At Evergreen, a professor who objected to a new policy under which whites were expected to leave campus for a day was physically harassed and eventually forced to resign, a event which forced the college to pay him a settlement of $500,000.
Perhaps equally significant, the faculty called for disciplinary action against the professor rather than against his harassers, backed the students who assaulted him, and argued that they should not be disciplined under "the misguided language of the current Student Conduct Code."
Even moderate drops in admissions as a result of adverse publicity can be disastrous for a college, says Banzhaf, since most of the costs of operating the college, including the large number of tenured professors who cannot be let go when student populations decline, are fixed.
Apparently as a result of Evergreen's financial setback, the "Day of Absence," when whites were expected to leave the campus, will end, and there will be a new course allegedly designed to encourage diversity of views.

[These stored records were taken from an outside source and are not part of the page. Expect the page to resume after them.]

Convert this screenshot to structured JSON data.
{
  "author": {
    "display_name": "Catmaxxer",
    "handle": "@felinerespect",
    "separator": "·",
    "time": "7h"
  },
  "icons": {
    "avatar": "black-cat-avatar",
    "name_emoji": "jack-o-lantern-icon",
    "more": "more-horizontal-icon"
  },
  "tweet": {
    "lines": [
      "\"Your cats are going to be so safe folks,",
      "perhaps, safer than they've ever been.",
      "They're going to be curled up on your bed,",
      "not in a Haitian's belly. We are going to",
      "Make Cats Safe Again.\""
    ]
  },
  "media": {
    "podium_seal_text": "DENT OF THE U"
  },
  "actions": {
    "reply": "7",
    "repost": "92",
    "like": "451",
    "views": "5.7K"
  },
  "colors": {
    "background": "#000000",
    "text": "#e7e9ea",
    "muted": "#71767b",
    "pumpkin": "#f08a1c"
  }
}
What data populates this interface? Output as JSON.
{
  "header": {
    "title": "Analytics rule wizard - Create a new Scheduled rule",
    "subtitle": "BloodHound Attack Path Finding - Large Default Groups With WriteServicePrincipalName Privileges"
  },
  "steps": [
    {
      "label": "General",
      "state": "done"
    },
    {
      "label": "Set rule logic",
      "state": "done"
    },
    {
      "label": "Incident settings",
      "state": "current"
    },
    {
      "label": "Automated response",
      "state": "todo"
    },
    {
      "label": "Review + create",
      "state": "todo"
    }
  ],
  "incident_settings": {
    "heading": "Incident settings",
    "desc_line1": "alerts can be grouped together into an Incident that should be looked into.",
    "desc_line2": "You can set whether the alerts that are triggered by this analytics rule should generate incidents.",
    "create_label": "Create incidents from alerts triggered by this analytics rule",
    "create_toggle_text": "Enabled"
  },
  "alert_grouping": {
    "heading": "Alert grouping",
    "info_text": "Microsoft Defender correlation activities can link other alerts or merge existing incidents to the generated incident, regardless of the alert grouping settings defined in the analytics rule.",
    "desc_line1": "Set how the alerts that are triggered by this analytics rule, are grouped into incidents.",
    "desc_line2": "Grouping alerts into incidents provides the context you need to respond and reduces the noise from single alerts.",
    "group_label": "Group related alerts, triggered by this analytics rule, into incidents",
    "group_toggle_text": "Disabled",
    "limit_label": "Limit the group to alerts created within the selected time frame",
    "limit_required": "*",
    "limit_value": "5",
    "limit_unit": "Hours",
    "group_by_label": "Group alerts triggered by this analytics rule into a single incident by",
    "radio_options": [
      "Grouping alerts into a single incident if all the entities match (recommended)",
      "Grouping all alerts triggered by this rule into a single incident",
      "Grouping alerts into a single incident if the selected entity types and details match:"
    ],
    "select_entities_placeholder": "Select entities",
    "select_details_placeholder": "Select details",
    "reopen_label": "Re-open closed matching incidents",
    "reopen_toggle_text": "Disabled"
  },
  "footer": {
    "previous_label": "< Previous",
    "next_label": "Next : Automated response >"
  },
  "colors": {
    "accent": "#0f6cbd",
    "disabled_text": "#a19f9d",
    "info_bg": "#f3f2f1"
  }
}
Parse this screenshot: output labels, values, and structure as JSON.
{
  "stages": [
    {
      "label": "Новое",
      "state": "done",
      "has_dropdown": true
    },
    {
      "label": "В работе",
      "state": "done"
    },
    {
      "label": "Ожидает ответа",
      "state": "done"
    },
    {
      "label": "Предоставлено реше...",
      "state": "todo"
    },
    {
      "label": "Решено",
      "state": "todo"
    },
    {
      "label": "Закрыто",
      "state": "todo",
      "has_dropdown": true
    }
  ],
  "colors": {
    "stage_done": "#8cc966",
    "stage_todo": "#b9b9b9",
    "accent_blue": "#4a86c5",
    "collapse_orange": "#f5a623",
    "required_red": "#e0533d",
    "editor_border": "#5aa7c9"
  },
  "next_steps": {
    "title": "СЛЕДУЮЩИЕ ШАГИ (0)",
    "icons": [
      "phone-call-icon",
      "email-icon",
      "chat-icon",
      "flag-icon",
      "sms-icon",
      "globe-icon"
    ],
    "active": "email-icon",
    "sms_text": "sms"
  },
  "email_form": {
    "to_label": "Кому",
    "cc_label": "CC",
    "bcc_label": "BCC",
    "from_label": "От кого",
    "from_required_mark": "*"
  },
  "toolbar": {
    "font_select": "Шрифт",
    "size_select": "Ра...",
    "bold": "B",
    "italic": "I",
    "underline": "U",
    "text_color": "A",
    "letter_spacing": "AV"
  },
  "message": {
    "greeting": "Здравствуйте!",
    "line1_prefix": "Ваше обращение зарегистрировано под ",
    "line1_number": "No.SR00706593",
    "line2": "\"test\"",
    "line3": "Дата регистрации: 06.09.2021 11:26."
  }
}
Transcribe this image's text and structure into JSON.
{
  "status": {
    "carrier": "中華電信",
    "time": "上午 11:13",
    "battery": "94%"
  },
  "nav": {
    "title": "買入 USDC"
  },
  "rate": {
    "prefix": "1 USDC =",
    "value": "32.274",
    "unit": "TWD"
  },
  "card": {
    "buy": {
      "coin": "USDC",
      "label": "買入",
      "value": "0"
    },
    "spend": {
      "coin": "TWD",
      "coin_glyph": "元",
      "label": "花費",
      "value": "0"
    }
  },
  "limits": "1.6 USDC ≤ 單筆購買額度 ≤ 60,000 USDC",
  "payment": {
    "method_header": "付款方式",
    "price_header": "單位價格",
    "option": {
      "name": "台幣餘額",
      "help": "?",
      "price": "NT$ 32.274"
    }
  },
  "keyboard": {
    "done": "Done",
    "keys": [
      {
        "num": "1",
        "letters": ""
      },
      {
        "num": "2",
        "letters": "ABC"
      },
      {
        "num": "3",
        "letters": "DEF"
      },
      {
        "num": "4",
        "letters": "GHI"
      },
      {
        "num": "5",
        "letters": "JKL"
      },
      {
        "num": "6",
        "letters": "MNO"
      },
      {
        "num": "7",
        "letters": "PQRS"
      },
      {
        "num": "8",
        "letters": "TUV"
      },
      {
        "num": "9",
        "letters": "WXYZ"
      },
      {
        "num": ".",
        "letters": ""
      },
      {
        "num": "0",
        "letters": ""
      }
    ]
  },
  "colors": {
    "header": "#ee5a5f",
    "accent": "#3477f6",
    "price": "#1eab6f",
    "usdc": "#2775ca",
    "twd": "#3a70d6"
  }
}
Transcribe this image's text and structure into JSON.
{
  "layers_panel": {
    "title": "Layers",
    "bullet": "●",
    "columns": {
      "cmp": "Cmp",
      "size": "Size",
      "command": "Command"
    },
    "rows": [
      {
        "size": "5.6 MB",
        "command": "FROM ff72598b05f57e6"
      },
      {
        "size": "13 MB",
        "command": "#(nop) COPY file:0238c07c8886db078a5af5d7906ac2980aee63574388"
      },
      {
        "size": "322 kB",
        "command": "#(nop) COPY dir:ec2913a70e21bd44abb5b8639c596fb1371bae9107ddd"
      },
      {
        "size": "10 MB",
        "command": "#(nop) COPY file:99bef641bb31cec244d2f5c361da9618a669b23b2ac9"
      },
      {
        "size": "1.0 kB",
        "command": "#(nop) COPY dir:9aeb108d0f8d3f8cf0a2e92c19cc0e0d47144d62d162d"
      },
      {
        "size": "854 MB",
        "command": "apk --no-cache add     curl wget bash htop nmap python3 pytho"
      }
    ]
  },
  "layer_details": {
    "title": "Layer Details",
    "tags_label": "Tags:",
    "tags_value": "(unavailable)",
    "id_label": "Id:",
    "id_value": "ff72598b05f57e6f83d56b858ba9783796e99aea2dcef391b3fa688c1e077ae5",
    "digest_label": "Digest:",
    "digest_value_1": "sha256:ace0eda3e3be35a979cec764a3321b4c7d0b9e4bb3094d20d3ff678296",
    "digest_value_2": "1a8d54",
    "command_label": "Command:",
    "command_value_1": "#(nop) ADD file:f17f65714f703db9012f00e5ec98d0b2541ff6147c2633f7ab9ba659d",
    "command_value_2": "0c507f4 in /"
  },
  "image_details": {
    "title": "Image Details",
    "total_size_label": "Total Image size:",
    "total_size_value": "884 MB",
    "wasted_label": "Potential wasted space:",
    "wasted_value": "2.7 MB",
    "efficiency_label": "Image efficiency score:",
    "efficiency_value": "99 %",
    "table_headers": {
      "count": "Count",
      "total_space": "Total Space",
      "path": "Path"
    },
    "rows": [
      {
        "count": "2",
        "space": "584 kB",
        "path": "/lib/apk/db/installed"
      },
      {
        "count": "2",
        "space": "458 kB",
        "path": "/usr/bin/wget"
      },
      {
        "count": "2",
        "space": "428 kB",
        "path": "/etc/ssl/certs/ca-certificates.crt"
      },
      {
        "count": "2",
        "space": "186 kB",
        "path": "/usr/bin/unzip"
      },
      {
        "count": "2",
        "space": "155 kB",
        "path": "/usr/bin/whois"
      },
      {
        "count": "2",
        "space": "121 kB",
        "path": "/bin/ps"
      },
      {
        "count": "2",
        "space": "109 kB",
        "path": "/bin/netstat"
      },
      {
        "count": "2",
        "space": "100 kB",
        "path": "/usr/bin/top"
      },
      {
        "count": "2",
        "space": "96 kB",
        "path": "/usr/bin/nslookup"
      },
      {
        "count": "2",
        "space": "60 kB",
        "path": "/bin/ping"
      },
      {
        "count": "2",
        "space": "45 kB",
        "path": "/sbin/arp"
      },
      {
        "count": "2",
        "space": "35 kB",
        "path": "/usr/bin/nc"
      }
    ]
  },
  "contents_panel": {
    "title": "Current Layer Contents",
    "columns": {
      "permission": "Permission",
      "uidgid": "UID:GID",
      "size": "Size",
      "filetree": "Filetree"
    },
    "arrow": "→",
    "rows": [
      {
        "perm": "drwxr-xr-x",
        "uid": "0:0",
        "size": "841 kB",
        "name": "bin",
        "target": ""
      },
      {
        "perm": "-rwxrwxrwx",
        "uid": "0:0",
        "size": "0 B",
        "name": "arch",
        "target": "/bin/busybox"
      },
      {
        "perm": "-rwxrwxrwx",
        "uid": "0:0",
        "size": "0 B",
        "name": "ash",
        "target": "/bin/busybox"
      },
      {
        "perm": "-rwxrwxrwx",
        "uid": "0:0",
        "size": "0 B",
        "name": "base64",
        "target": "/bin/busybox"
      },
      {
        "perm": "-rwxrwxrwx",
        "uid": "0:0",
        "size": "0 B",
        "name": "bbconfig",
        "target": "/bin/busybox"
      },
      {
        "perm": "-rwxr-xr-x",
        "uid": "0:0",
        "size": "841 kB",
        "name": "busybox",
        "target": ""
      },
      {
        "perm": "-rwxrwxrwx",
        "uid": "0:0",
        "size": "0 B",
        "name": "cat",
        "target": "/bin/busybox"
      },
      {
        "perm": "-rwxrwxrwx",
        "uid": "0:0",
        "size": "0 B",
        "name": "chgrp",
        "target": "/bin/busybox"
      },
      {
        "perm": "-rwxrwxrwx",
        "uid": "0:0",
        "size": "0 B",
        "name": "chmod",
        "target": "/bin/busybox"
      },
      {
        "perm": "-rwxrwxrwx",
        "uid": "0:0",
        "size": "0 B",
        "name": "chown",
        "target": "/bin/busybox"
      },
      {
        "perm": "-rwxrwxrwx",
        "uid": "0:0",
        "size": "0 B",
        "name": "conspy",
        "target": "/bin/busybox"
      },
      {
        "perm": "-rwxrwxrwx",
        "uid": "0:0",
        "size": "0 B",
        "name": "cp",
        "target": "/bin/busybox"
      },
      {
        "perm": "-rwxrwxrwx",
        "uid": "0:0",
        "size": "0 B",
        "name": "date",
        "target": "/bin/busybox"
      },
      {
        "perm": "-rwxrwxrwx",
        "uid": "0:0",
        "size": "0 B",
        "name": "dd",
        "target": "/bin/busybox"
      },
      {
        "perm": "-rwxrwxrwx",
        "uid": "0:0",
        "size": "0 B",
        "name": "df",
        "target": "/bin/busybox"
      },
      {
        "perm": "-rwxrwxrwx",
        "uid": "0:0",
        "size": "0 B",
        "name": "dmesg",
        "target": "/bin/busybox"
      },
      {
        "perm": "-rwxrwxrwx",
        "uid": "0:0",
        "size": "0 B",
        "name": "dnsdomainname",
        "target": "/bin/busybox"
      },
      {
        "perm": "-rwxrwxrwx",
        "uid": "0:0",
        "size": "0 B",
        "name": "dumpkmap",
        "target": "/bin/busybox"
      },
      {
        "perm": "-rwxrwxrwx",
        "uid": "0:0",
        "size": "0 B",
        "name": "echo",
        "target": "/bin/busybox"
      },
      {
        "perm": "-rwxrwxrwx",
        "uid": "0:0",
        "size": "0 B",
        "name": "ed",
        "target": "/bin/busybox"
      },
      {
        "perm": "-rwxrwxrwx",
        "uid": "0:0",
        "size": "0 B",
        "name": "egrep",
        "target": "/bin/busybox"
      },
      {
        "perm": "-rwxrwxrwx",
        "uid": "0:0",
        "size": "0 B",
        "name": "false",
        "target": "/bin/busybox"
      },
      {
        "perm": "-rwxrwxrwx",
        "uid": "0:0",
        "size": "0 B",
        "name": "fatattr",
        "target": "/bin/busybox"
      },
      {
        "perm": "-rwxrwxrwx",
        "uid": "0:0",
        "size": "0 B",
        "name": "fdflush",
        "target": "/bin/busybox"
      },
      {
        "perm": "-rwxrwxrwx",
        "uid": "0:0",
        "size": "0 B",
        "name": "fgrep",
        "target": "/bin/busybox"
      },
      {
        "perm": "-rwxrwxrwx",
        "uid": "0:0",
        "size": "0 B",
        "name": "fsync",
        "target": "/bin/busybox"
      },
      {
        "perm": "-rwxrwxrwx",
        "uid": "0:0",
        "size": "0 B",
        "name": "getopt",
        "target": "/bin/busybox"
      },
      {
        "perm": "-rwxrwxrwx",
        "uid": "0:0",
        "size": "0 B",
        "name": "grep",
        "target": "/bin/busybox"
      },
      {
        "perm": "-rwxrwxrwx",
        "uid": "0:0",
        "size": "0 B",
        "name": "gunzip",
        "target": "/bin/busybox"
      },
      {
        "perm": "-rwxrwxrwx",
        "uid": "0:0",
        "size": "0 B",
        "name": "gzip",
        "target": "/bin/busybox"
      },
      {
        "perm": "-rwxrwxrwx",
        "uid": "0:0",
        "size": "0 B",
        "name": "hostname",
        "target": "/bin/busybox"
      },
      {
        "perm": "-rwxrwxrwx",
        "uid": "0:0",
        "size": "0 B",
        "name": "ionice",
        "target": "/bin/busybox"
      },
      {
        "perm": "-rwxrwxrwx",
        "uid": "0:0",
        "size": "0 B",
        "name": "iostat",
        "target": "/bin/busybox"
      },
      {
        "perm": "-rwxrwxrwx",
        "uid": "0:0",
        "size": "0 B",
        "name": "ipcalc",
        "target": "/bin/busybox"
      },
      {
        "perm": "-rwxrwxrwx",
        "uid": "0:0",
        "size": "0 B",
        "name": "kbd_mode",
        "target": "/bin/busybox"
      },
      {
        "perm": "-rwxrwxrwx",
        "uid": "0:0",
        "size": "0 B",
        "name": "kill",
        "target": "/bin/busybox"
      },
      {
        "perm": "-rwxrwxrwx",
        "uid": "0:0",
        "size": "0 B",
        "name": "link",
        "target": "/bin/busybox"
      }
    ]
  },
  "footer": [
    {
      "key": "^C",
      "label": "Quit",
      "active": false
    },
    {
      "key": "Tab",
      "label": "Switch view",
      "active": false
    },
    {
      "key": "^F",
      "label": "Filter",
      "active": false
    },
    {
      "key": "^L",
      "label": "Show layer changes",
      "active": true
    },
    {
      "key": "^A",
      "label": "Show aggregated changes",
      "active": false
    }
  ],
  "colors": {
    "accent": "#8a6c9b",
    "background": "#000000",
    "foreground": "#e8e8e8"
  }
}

Perhaps other colleges thinking of curtailing free speech and academic freedom in order to be more politically correct, or to yield to the often outrageous demands of small groups of students, will learn a lesson from Evergreen and Missouri and stay true to academic values, if only for financial reasons, he says.